=== Section Start ===

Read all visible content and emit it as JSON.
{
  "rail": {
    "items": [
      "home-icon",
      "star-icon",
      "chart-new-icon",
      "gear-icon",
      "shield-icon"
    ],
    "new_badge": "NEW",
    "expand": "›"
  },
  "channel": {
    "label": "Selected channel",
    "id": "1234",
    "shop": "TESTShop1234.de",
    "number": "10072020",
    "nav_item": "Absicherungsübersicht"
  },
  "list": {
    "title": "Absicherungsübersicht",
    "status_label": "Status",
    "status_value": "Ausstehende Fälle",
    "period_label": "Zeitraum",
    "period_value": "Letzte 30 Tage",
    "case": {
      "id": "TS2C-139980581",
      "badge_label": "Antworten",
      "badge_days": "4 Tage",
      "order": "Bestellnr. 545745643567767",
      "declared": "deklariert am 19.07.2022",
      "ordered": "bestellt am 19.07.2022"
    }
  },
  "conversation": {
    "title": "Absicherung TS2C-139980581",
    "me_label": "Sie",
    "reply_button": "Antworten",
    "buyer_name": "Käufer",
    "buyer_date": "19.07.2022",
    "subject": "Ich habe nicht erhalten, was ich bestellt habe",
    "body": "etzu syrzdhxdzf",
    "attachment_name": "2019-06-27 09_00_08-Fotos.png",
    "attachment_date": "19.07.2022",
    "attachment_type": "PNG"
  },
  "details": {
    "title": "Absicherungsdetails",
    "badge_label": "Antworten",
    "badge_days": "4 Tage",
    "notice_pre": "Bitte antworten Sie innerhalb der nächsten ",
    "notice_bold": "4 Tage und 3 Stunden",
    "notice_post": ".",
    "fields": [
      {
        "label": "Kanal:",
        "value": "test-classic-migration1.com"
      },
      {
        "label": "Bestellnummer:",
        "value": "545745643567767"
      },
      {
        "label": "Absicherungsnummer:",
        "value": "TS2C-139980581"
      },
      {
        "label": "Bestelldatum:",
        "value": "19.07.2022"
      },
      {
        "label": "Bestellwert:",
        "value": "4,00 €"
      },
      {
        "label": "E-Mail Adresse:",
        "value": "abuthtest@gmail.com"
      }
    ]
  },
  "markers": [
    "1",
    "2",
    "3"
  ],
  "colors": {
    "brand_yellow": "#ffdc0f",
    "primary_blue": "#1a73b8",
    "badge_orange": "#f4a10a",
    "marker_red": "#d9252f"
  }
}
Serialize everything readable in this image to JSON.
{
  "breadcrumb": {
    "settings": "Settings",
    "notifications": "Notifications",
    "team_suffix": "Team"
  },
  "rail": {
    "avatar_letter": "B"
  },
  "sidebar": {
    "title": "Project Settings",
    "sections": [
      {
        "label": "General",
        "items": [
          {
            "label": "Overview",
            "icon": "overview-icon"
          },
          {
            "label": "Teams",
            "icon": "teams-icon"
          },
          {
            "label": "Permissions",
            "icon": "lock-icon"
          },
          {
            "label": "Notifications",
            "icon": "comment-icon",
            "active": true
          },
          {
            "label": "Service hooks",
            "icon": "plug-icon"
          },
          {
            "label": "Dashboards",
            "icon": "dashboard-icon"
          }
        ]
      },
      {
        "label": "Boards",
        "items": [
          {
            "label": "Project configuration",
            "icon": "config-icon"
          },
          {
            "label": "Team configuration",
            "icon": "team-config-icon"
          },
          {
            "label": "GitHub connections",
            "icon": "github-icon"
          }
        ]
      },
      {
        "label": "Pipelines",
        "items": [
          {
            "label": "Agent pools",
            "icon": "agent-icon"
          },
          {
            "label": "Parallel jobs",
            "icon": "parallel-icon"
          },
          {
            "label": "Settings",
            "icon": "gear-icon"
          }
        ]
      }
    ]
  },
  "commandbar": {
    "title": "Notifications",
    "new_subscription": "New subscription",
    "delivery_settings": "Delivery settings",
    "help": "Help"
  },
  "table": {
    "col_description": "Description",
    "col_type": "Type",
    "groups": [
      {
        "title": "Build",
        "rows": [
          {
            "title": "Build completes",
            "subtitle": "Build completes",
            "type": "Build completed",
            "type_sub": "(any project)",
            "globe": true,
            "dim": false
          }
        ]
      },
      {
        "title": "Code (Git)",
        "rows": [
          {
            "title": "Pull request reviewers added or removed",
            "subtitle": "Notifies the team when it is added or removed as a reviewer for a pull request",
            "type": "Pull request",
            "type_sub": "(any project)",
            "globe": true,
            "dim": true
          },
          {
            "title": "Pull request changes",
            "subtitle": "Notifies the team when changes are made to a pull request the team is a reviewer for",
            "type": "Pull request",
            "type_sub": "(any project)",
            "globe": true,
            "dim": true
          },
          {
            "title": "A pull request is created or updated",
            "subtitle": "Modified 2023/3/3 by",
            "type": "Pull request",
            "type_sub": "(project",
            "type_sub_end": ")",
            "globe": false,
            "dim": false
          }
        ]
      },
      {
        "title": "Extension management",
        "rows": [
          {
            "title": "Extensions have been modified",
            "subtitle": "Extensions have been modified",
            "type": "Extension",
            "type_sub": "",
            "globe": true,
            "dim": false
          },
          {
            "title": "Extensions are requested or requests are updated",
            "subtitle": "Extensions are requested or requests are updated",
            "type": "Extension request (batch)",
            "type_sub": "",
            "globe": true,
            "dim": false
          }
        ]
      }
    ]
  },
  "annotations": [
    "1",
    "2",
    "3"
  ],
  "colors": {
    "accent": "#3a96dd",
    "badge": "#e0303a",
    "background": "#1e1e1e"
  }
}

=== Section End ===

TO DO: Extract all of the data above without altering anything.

FINISHED TASK:
Read all visible content and emit it as JSON.
{
  "rail": {
    "items": [
      "home-icon",
      "star-icon",
      "chart-new-icon",
      "gear-icon",
      "shield-icon"
    ],
    "new_badge": "NEW",
    "expand": "›"
  },
  "channel": {
    "label": "Selected channel",
    "id": "1234",
    "shop": "TESTShop1234.de",
    "number": "10072020",
    "nav_item": "Absicherungsübersicht"
  },
  "list": {
    "title": "Absicherungsübersicht",
    "status_label": "Status",
    "status_value": "Ausstehende Fälle",
    "period_label": "Zeitraum",
    "period_value": "Letzte 30 Tage",
    "case": {
      "id": "TS2C-139980581",
      "badge_label": "Antworten",
      "badge_days": "4 Tage",
      "order": "Bestellnr. 545745643567767",
      "declared": "deklariert am 19.07.2022",
      "ordered": "bestellt am 19.07.2022"
    }
  },
  "conversation": {
    "title": "Absicherung TS2C-139980581",
    "me_label": "Sie",
    "reply_button": "Antworten",
    "buyer_name": "Käufer",
    "buyer_date": "19.07.2022",
    "subject": "Ich habe nicht erhalten, was ich bestellt habe",
    "body": "etzu syrzdhxdzf",
    "attachment_name": "2019-06-27 09_00_08-Fotos.png",
    "attachment_date": "19.07.2022",
    "attachment_type": "PNG"
  },
  "details": {
    "title": "Absicherungsdetails",
    "badge_label": "Antworten",
    "badge_days": "4 Tage",
    "notice_pre": "Bitte antworten Sie innerhalb der nächsten ",
    "notice_bold": "4 Tage und 3 Stunden",
    "notice_post": ".",
    "fields": [
      {
        "label": "Kanal:",
        "value": "test-classic-migration1.com"
      },
      {
        "label": "Bestellnummer:",
        "value": "545745643567767"
      },
      {
        "label": "Absicherungsnummer:",
        "value": "TS2C-139980581"
      },
      {
        "label": "Bestelldatum:",
        "value": "19.07.2022"
      },
      {
        "label": "Bestellwert:",
        "value": "4,00 €"
      },
      {
        "label": "E-Mail Adresse:",
        "value": "abuthtest@gmail.com"
      }
    ]
  },
  "markers": [
    "1",
    "2",
    "3"
  ],
  "colors": {
    "brand_yellow": "#ffdc0f",
    "primary_blue": "#1a73b8",
    "badge_orange": "#f4a10a",
    "marker_red": "#d9252f"
  }
}
Serialize everything readable in this image to JSON.
{
  "breadcrumb": {
    "settings": "Settings",
    "notifications": "Notifications",
    "team_suffix": "Team"
  },
  "rail": {
    "avatar_letter": "B"
  },
  "sidebar": {
    "title": "Project Settings",
    "sections": [
      {
        "label": "General",
        "items": [
          {
            "label": "Overview",
            "icon": "overview-icon"
          },
          {
            "label": "Teams",
            "icon": "teams-icon"
          },
          {
            "label": "Permissions",
            "icon": "lock-icon"
          },
          {
            "label": "Notifications",
            "icon": "comment-icon",
            "active": true
          },
          {
            "label": "Service hooks",
            "icon": "plug-icon"
          },
          {
            "label": "Dashboards",
            "icon": "dashboard-icon"
          }
        ]
      },
      {
        "label": "Boards",
        "items": [
          {
            "label": "Project configuration",
            "icon": "config-icon"
          },
          {
            "label": "Team configuration",
            "icon": "team-config-icon"
          },
          {
            "label": "GitHub connections",
            "icon": "github-icon"
          }
        ]
      },
      {
        "label": "Pipelines",
        "items": [
          {
            "label": "Agent pools",
            "icon": "agent-icon"
          },
          {
            "label": "Parallel jobs",
            "icon": "parallel-icon"
          },
          {
            "label": "Settings",
            "icon": "gear-icon"
          }
        ]
      }
    ]
  },
  "commandbar": {
    "title": "Notifications",
    "new_subscription": "New subscription",
    "delivery_settings": "Delivery settings",
    "help": "Help"
  },
  "table": {
    "col_description": "Description",
    "col_type": "Type",
    "groups": [
      {
        "title": "Build",
        "rows": [
          {
            "title": "Build completes",
            "subtitle": "Build completes",
            "type": "Build completed",
            "type_sub": "(any project)",
            "globe": true,
            "dim": false
          }
        ]
      },
      {
        "title": "Code (Git)",
        "rows": [
          {
            "title": "Pull request reviewers added or removed",
            "subtitle": "Notifies the team when it is added or removed as a reviewer for a pull request",
            "type": "Pull request",
            "type_sub": "(any project)",
            "globe": true,
            "dim": true
          },
          {
            "title": "Pull request changes",
            "subtitle": "Notifies the team when changes are made to a pull request the team is a reviewer for",
            "type": "Pull request",
            "type_sub": "(any project)",
            "globe": true,
            "dim": true
          },
          {
            "title": "A pull request is created or updated",
            "subtitle": "Modified 2023/3/3 by",
            "type": "Pull request",
            "type_sub": "(project",
            "type_sub_end": ")",
            "globe": false,
            "dim": false
          }
        ]
      },
      {
        "title": "Extension management",
        "rows": [
          {
            "title": "Extensions have been modified",
            "subtitle": "Extensions have been modified",
            "type": "Extension",
            "type_sub": "",
            "globe": true,
            "dim": false
          },
          {
            "title": "Extensions are requested or requests are updated",
            "subtitle": "Extensions are requested or requests are updated",
            "type": "Extension request (batch)",
            "type_sub": "",
            "globe": true,
            "dim": false
          }
        ]
      }
    ]
  },
  "annotations": [
    "1",
    "2",
    "3"
  ],
  "colors": {
    "accent": "#3a96dd",
    "badge": "#e0303a",
    "background": "#1e1e1e"
  }
}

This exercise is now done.